Workbench height is one of those subjects which is often discussed by not very well explained, in my opinion anyway. The most common expert advice you see is that your bench should be low, around palm height. I followed that advice, my bench was too low and I ended up building plinths to raise it up 4". Even now, it is sometimes too low and I use a "bench raiser" that is 7" high, making the top almost a foot higher than my bench was originally.
The best discussion of workbench height that I have heard is this one by Shannon at The Renaissance Woodworker. Begin listening at 8:30. He correctly responds to the question of how high your workbench should be with the answer, "it depends." He refers to his main workbench as a dedicated planing bench which is at palm height, for him 33". He has a separate joinery bench at elbow height, 45" for him. For some joinery, like chopping mortises, he uses his main bench, or even a sawbench.
I think he's right and, while the specifics of my three choices are somewhat different, I have ended up in the same place. Of course, there are craftsman who do just fine working at one height and that's just fine too. They have found a workable compromise that suits them. My experience is that a low bench optimized for planing isn't great for other tasks.
There is a great deal of room for personal variation. My workbench up on plinths is 38", 4" above my palm height. I feel very comfortable planing at this height, but I am fairly strong and probably rely on my upper body more than most. Part of the issue for me is that my arms are very long, making palm height relatively low. I can readily believe that if I used wooden planes I would want it considerably lower than 38" though.
My bottom line is that workbench height is a matter of your body, your personal preferences, what tasks you are designing it for and probably other factors as well. In addition, I think that you should make provision for working at a variety of heights if you can. If you don't have room for a separate joinery bench like Shannon has, there are still good options like bench raisers.
Shannon's discussion of workholding is good too. As time has passed, he uses his end vise less and less, to the point that he says he wouldn't even have one if he were building his bench today, and relies on stops more and more. This was the traditional way and I agree with his reasoning as to why it is better. I have found the same thing. When I built my Nicholson bench, I started off without any vise at all, but I did eventually end up putting a Veritas twin screw vise on the end, though I still rely primarily on stops and bench hooks. I have seriously considered taking the vise off and using it for a Moxon vise on steroids that would live on the end of my eight foot long bench most of the time.
Why are stops preferable to using a vise? It is a lot more convenient to work on a piece without having to clamp and unclamp it, the piece doesn't slip, it rests solidly on the bench and it's faster, especially if you have multiple pieces to work on. Here is a nice description by Mike Pekovich of the stops he uses.
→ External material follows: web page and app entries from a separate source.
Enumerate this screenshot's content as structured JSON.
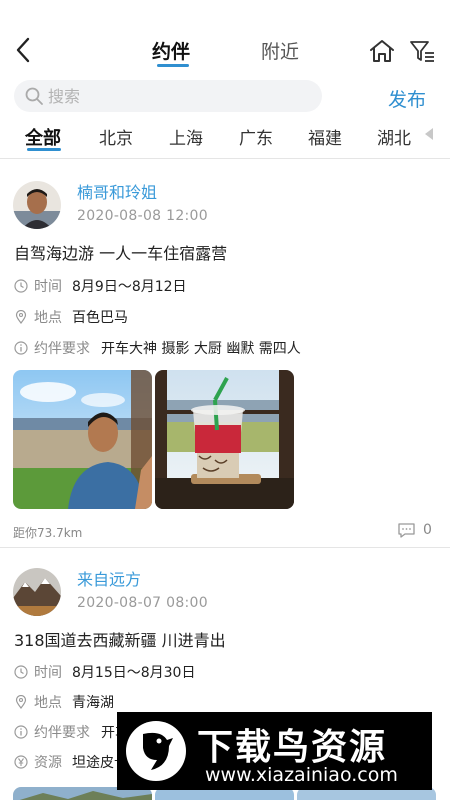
{
  "header": {
    "tabs": [
      {
        "label": "约伴",
        "active": true
      },
      {
        "label": "附近",
        "active": false
      }
    ],
    "icons": [
      "back-icon",
      "home-icon",
      "filter-icon"
    ]
  },
  "search": {
    "placeholder": "搜索",
    "value": ""
  },
  "publish_label": "发布",
  "regions": {
    "items": [
      "全部",
      "北京",
      "上海",
      "广东",
      "福建",
      "湖北"
    ],
    "selected": "全部"
  },
  "accent_color": "#2f8fd0",
  "username_color": "#3a9ad9",
  "posts": [
    {
      "username": "楠哥和玲姐",
      "timestamp": "2020-08-08 12:00",
      "title": "自驾海边游 一人一车住宿露营",
      "time_label": "时间",
      "time_value": "8月9日～8月12日",
      "location_label": "地点",
      "location_value": "百色巴马",
      "requirement_label": "约伴要求",
      "requirement_value": "开车大神 摄影 大厨 幽默 需四人",
      "distance": "距你73.7km",
      "comment_count": "0"
    },
    {
      "username": "来自远方",
      "timestamp": "2020-08-07 08:00",
      "title": "318国道去西藏新疆 川进青出",
      "time_label": "时间",
      "time_value": "8月15日～8月30日",
      "location_label": "地点",
      "location_value": "青海湖",
      "requirement_label": "约伴要求",
      "requirement_value": "开车",
      "resource_label": "资源",
      "resource_value": "坦途皮卡"
    }
  ],
  "watermark": {
    "title": "下载鸟资源",
    "url": "www.xiazainiao.com"
  }
}
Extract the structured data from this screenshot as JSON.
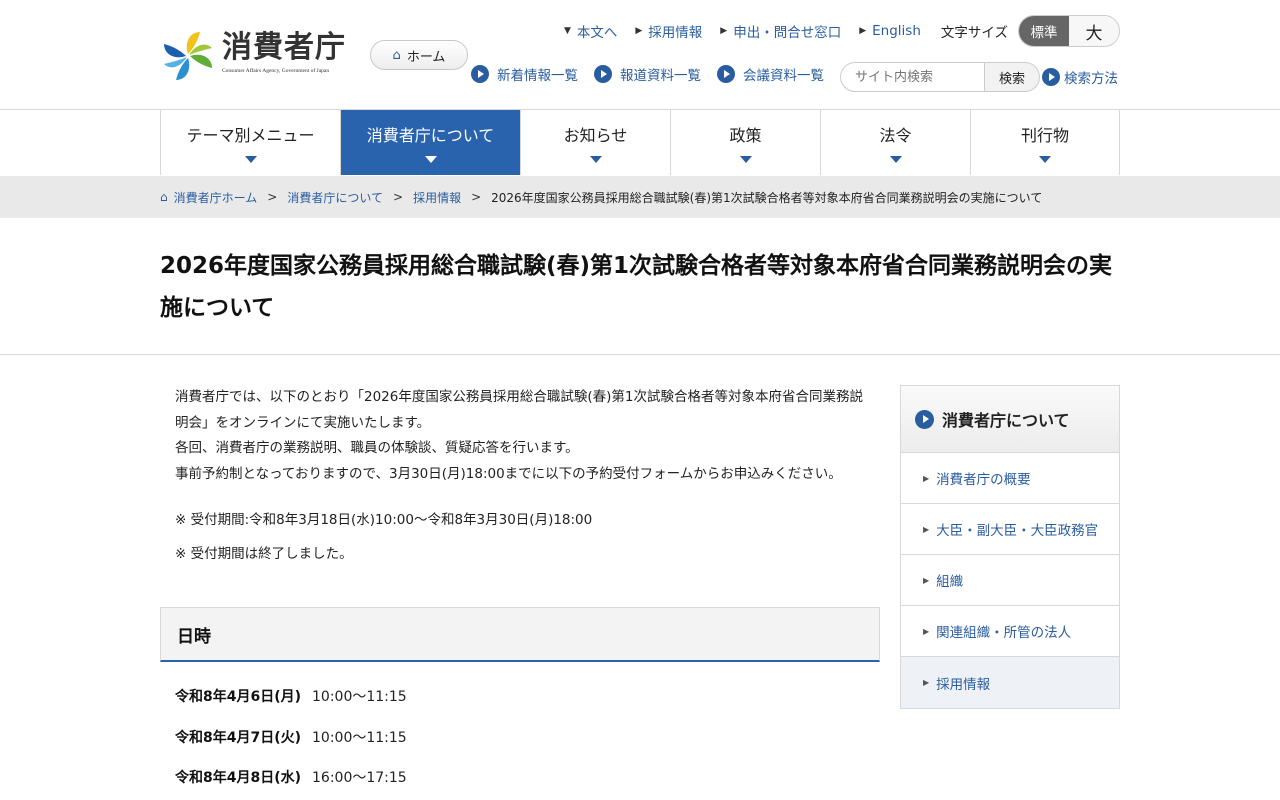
{
  "header": {
    "logo_text": "消費者庁",
    "logo_subtext": "Consumer Affairs Agency, Government of Japan",
    "home_label": "ホーム",
    "top_links": [
      {
        "label": "本文へ",
        "marker": "down"
      },
      {
        "label": "採用情報",
        "marker": "right"
      },
      {
        "label": "申出・問合せ窓口",
        "marker": "right"
      },
      {
        "label": "English",
        "marker": "right"
      }
    ],
    "font_size_label": "文字サイズ",
    "font_size_standard": "標準",
    "font_size_large": "大",
    "sub_links": [
      "新着情報一覧",
      "報道資料一覧",
      "会議資料一覧"
    ],
    "search_placeholder": "サイト内検索",
    "search_button": "検索",
    "search_help": "検索方法"
  },
  "main_menu": [
    {
      "label": "テーマ別メニュー",
      "active": false
    },
    {
      "label": "消費者庁について",
      "active": true
    },
    {
      "label": "お知らせ",
      "active": false
    },
    {
      "label": "政策",
      "active": false
    },
    {
      "label": "法令",
      "active": false
    },
    {
      "label": "刊行物",
      "active": false
    }
  ],
  "breadcrumb": {
    "items": [
      "消費者庁ホーム",
      "消費者庁について",
      "採用情報"
    ],
    "current": "2026年度国家公務員採用総合職試験(春)第1次試験合格者等対象本府省合同業務説明会の実施について"
  },
  "page_title": "2026年度国家公務員採用総合職試験(春)第1次試験合格者等対象本府省合同業務説明会の実施について",
  "intro": {
    "line1": "消費者庁では、以下のとおり「2026年度国家公務員採用総合職試験(春)第1次試験合格者等対象本府省合同業務説明会」をオンラインにて実施いたします。",
    "line2": "各回、消費者庁の業務説明、職員の体験談、質疑応答を行います。",
    "line3": "事前予約制となっておりますので、3月30日(月)18:00までに以下の予約受付フォームからお申込みください。"
  },
  "notes": {
    "period": "※ 受付期間:令和8年3月18日(水)10:00～令和8年3月30日(月)18:00",
    "closed": "※ 受付期間は終了しました。"
  },
  "schedule_section": {
    "heading": "日時",
    "rows": [
      {
        "date": "令和8年4月6日(月)",
        "time": "10:00～11:15"
      },
      {
        "date": "令和8年4月7日(火)",
        "time": "10:00～11:15"
      },
      {
        "date": "令和8年4月8日(水)",
        "time": "16:00～17:15"
      }
    ]
  },
  "sidebar": {
    "heading": "消費者庁について",
    "items": [
      {
        "label": "消費者庁の概要",
        "active": false
      },
      {
        "label": "大臣・副大臣・大臣政務官",
        "active": false
      },
      {
        "label": "組織",
        "active": false
      },
      {
        "label": "関連組織・所管の法人",
        "active": false
      },
      {
        "label": "採用情報",
        "active": true
      }
    ]
  },
  "colors": {
    "accent": "#2a63ad",
    "link": "#2a5d9f",
    "breadcrumb_bg": "#e9e9e9"
  }
}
There are obviously other good approaches. Paul Sellers uses his vise for most of his work and gets great results. I just think the older, more traditional ways of workholding are better.